The first UCI CRE Breakfast for 2018 held this year was “From Warehouse & Distribution to Logistics & E-commerce: Are You Ready for the Evolution?” It featured Moderator John Condas, partner, Allen Matkins, along with Blake Bearden, regional director, Bastian Solutions; Brandon Birtcher, chief executive officer, Birtcher Development, LLC; and Chris Joyce, director of operations, Goodyear DC, REI. The breakfast was coordinated by NAIOP SoCal as part of its sponsorship of the Center for Real Estate.
Following are some highlights from the breakfast:
How did fulfillment and warehousing really become number one and number two positions among investors? The answer is the fact that the supply chain has been stressed in an unbelievable way. Some of the drivers of this stress have been the impact of fuel costs: We had a $139 a barrel increase over 115 months, between November 1998 and June 2008. This was followed by an $80 a barrel fall for 19 months between June 14 and January 16. Transportation costs are a critical part of the business supply chain. The fluctuations throw havoc into the supply chain manager’s agenda.
Clearly, we’d have to look at the Panama Canal. For the last several decades, our ports have been serviced by ships that have been in the 7,000 to 8,000 TEUs. The newer class ships have been 14,000 TEUs, but most recently, entering our ports are ships in 20 to 22,000 TEU size.
There has been a push to invest in the major ports across America. In just over a decade, the Ports of Los Angeles and Long Beach have both made multi-billion dollar investments in their infrastructure to accommodate an enormous surge in containers, caused primarily by this growth in the capacity of these super Post Panamax Ships.
Internet sales will continue to soar. In 2017, we had $409 billion in internet sales. That’s going to grow by 56 percent to $638 billion in five years.
What’s new in today’s centers? We’re taking advantage of the vertical cue. We’re employing what we call “goods to persons solutions” within fulfillment centers and what these do, which take advantage of primary wastes within a warehouse. These are the extraneous touchpoints that it might take to fulfill an order. I want to touch the order as few times as possible and get it out to the customer. Get it there quickly to fulfill that promise of same day or next-day delivery.
What’s coming down the pipeline? We’re going to see an increasing need for robots within fulfillment centers. You’ll see goods to robot delivery for order fulfillment, so you’ll have robots involved in the picking process. It’s really going to increase the order accuracy.
You won’t have human error. You won’t have worker’s comp claims in the warehouse. It’ll have high order accuracy. These robots don’t have to take a lunch break. They don’t have to sleep. They pick around the clock, and it continues to meet that demand for our clients to get orders out the door on a near 24/7 basis.

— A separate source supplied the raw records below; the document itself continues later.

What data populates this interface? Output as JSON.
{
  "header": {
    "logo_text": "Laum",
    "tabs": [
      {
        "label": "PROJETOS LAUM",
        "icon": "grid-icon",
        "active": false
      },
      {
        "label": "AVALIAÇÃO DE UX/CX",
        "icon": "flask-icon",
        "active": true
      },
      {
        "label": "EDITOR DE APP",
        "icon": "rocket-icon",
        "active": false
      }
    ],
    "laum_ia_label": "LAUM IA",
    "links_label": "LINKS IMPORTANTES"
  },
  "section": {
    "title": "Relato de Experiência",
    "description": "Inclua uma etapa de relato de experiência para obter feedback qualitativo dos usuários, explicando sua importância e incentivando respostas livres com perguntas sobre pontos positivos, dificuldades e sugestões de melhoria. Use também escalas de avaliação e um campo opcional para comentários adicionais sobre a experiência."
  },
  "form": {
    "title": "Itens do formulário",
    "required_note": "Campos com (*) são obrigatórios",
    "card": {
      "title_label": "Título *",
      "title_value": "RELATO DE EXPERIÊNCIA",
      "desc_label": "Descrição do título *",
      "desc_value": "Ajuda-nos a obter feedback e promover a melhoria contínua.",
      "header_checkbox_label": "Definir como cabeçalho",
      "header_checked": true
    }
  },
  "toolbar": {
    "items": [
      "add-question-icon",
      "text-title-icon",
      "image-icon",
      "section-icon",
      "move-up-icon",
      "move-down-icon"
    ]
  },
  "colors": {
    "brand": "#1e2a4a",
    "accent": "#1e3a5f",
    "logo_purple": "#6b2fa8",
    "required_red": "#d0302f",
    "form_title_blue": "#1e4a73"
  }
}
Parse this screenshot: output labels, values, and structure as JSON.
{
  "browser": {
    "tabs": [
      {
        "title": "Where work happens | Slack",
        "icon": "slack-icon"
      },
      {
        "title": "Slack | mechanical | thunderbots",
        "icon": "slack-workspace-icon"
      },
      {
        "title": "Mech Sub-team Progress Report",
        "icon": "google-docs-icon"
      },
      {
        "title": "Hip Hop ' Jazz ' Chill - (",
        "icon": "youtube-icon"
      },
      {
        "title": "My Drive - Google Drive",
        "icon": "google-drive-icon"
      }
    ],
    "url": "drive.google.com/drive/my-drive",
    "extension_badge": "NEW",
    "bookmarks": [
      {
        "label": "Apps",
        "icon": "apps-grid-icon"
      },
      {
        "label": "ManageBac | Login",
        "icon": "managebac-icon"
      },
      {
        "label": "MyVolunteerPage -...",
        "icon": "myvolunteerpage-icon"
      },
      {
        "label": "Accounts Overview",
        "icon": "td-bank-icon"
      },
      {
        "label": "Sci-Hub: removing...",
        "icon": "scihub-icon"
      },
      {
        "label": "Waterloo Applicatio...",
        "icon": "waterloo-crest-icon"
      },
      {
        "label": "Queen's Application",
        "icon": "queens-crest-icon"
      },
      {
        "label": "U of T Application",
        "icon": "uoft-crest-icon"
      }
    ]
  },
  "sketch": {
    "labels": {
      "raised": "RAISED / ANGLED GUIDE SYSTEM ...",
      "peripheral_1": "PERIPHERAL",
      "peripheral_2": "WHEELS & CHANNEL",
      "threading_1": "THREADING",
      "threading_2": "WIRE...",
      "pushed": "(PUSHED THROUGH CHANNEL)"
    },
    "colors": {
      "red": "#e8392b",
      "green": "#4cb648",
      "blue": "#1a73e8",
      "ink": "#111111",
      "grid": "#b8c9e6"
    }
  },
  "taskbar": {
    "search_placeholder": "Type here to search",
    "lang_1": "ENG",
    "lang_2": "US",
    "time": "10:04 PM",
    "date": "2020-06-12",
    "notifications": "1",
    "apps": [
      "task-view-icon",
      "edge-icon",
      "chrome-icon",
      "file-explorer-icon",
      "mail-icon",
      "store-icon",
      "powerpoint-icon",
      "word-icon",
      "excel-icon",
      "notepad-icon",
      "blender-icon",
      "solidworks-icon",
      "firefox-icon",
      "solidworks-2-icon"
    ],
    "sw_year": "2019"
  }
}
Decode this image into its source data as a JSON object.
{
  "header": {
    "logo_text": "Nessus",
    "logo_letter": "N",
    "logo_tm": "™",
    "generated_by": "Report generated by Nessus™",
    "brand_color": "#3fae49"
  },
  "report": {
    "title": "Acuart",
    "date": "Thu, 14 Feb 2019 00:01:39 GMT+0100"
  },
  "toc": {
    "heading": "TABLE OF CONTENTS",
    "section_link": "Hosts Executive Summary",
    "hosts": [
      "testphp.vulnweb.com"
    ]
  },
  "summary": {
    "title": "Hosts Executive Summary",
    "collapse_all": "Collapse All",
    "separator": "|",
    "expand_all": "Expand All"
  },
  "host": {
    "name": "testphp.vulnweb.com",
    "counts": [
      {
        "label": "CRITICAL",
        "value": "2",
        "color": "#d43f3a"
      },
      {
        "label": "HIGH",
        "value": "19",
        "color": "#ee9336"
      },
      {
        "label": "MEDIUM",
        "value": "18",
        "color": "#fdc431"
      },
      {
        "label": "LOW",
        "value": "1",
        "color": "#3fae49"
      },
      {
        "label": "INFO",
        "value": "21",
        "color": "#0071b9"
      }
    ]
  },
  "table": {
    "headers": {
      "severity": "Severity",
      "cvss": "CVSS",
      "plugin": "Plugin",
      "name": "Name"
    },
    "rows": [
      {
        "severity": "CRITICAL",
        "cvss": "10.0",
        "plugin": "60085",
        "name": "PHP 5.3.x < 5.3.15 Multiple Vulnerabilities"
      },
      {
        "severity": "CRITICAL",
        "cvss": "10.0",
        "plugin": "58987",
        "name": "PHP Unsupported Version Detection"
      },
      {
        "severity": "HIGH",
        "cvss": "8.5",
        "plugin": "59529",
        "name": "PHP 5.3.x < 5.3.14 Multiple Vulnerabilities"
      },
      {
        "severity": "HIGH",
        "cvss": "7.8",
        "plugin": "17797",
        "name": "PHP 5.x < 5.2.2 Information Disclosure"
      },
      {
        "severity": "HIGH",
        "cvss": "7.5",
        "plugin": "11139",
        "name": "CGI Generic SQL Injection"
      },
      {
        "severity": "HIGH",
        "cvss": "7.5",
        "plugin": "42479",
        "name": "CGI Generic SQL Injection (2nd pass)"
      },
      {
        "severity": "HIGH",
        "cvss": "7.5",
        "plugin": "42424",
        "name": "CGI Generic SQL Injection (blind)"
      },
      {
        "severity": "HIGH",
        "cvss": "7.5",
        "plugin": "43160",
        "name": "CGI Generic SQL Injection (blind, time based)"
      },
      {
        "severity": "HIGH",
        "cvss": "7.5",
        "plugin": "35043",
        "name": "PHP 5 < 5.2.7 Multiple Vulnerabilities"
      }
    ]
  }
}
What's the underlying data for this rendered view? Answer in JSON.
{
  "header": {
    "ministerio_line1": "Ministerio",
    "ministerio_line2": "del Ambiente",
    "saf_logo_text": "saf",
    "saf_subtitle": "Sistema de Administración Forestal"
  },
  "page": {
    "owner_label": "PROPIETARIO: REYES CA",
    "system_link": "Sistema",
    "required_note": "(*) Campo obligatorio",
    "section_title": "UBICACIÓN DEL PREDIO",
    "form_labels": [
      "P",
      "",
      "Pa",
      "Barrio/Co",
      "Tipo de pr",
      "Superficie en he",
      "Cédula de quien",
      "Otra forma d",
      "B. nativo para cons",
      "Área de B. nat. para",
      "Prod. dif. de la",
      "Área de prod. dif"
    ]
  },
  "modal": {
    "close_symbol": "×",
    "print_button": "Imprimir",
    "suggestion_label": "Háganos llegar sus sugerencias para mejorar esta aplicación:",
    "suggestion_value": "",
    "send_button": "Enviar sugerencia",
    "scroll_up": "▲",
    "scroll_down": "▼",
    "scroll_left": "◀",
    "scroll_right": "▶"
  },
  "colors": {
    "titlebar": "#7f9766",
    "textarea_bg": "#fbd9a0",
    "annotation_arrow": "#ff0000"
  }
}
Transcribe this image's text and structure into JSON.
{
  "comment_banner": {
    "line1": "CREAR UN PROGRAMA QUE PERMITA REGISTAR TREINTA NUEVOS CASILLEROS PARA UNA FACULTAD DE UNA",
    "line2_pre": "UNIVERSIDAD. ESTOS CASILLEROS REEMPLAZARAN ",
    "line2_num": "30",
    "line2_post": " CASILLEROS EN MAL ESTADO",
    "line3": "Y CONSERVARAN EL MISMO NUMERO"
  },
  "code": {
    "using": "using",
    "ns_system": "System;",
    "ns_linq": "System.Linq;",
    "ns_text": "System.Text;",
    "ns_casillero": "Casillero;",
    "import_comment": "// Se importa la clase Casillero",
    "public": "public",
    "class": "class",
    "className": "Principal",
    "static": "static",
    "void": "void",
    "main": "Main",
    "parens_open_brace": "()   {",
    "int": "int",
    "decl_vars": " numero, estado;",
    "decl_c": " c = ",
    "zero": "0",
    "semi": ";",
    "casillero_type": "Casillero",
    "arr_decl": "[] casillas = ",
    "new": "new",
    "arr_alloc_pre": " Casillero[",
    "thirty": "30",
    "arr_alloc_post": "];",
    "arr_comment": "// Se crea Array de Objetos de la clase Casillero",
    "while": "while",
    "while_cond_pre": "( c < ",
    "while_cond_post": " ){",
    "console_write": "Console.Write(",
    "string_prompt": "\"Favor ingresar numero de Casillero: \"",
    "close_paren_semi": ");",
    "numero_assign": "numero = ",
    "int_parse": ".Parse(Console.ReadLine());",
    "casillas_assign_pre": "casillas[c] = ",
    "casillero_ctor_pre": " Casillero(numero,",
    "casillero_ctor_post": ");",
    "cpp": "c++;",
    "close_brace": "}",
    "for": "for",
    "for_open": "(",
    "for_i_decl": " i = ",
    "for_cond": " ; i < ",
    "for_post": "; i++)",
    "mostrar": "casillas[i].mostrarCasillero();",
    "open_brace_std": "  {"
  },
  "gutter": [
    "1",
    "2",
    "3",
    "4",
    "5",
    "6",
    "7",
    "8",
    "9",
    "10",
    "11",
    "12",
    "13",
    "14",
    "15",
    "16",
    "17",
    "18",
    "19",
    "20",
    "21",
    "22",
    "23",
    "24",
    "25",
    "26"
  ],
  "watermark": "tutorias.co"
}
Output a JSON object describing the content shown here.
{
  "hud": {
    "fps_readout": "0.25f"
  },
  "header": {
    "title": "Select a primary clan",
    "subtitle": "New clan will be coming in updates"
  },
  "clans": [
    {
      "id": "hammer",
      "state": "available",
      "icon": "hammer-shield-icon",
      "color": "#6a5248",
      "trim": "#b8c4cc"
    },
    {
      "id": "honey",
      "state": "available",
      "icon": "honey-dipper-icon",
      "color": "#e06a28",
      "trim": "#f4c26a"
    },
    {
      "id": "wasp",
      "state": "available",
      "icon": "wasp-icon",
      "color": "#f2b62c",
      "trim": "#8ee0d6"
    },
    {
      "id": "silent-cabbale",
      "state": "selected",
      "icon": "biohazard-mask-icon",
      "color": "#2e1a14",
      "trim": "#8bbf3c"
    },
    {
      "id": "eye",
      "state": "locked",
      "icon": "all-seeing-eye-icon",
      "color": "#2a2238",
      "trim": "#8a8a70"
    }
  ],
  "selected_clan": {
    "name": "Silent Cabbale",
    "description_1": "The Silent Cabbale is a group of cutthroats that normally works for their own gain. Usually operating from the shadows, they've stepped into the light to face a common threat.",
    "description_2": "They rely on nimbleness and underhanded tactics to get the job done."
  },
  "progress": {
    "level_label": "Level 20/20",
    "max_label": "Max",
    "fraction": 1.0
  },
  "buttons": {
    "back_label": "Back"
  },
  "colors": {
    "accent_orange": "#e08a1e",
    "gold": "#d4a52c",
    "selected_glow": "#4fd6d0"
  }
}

We’re actually one of the first companies to go online. REI started as omni-channel. We pretty much started as a retail presence getting product out to people. We had to figure out, how do you scale that? In 2005, we decided that our retail was being underserved on the East Coast by the one distribution center we had on the West Coast. It would take 14 days from when you sold out of something for a store on the East Coast to get that replenished.
In 2005, we said “let’s take care of our retail presence.” Online is growing. Everyone’s claiming each year, that’s the end of retail and nobody’s going to order anywhere but from home again, and yet, our retail continued to grow, and that was our focus. Fast forward to just a couple of years ago, when we decided that we needed to be closer to our customers.
Now the expectation is, if you place an order, it should be at your home within two days. We want to remain relevant to our customers, so we’re going to do that. We engaged firms to help us figure out where our product is traveling from to our distribution center, where are we shipping out to, and where would be the best place to locate a distribution center in order to serve that business.
The choice was customer-focused, because we see that’s where the competitive advantage is. If you can promise a customer within two to three days that their product will be there, they’re far more likely to shop with you, rather than abandon that cart and move on.